In Search of Islington’s Lost Cinemas
– an illuminating journey into local cinema history
Artist Walk 22 November
Antiuniversity Now! festival
22 November 2015: 10.30am – 12.30pm
Approx 2 hours (timings may vary)
Islington has a rich cinematic history as the former home of more than 40 movie theatres since cinema’s invention as well as being the birth place of one of the pioneers of British cinema R. W. Paul.
Join artist Sam Nightingale as he leads a Sunday morning walk around Angel, Essex Road and Upper Street in search of Islington’s Lost Cinemas. The walk is an opportunity to learn both about Islington’s rich cinematic past and the chance to discover the layers of history that are often hidden within the architecture of the urban everyday. In the walk we will see cinemas that are still standing, even if no longer used, picture-palaces that have left only ghostly traces of their former glory and structures that need our imagination to project the past into the present.
Details about the meeting point will be communicated once booked.
Limited to 15 places.Book!
This walk is offered as part of Antiuniversity Now! festival.
About the artist:
Sam Nightingale is an Islington-based artist who works with photography and the moving image; he exhibits internationally, and his work has been included in exhibitions and film festivals in America, Australia and Europe.

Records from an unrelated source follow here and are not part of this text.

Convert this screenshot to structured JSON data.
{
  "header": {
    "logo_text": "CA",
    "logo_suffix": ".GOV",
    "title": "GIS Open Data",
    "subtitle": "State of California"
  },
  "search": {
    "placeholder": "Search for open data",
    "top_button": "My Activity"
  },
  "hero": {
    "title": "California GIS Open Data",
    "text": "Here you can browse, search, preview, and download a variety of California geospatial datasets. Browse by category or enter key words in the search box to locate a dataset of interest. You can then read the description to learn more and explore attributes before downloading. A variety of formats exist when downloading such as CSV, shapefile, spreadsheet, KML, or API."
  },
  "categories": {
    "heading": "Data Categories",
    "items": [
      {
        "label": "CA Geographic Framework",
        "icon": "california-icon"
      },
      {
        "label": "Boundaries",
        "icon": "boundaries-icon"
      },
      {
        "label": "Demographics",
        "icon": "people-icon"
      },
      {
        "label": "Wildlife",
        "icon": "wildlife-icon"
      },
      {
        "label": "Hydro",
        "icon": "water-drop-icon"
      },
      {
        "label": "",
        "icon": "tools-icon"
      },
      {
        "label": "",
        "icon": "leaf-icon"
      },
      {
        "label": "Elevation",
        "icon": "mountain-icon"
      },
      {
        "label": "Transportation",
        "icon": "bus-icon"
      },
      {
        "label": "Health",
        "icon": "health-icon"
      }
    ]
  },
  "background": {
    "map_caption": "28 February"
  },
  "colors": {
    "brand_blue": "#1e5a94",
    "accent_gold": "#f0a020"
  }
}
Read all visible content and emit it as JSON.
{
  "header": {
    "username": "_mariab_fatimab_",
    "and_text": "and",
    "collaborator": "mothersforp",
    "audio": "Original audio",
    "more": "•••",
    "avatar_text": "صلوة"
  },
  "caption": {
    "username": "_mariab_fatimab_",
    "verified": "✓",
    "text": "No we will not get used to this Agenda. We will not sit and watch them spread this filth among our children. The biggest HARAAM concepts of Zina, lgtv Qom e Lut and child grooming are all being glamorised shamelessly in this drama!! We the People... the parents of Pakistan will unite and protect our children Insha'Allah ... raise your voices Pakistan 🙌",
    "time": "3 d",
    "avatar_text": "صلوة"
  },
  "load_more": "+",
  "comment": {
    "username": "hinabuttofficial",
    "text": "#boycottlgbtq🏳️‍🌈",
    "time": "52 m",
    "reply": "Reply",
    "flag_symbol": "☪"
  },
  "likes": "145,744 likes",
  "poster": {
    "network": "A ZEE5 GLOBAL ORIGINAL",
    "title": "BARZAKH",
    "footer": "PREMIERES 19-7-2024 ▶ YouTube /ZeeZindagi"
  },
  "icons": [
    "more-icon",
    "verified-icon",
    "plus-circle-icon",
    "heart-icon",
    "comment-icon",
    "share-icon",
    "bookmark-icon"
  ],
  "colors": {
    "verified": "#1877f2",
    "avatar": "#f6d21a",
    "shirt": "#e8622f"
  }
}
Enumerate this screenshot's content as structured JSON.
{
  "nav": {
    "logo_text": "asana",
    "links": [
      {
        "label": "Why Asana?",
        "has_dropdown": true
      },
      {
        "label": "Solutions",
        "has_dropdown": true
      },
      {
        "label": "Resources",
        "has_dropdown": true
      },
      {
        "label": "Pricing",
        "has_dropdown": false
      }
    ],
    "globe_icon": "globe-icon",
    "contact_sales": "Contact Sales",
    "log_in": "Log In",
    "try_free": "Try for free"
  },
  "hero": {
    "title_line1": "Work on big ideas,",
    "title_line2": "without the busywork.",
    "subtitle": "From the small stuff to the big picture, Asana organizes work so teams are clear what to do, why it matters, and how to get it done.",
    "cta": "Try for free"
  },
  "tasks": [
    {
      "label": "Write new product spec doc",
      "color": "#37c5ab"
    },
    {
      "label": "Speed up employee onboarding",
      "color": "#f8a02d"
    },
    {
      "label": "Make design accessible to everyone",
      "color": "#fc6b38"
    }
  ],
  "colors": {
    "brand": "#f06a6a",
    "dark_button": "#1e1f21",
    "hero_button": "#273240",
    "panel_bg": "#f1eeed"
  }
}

His practice is research driven and responds to site to explore and enliven the spectral spaces of cinema, both real and imagined in locations across Europe, Australia and America. Recent work includes: ‘The Cinemas Project’ (Australia), a large-scale project that maps the spectral spaces of cinema in rural locations across the state of Victoria; ‘Islington’s Lost Cinemas’ (UK), an ongoing photographic research project that traces the history of cinema in the Borough of Islington; and ‘Parallax Shifts: In Search of Imagined Landscapes’ (USA), part of an Artist-in-Residence programme where Nightingale went in search of the imagined landscapes of the ‘Spaghetti Western’ in the deserts of the American South West.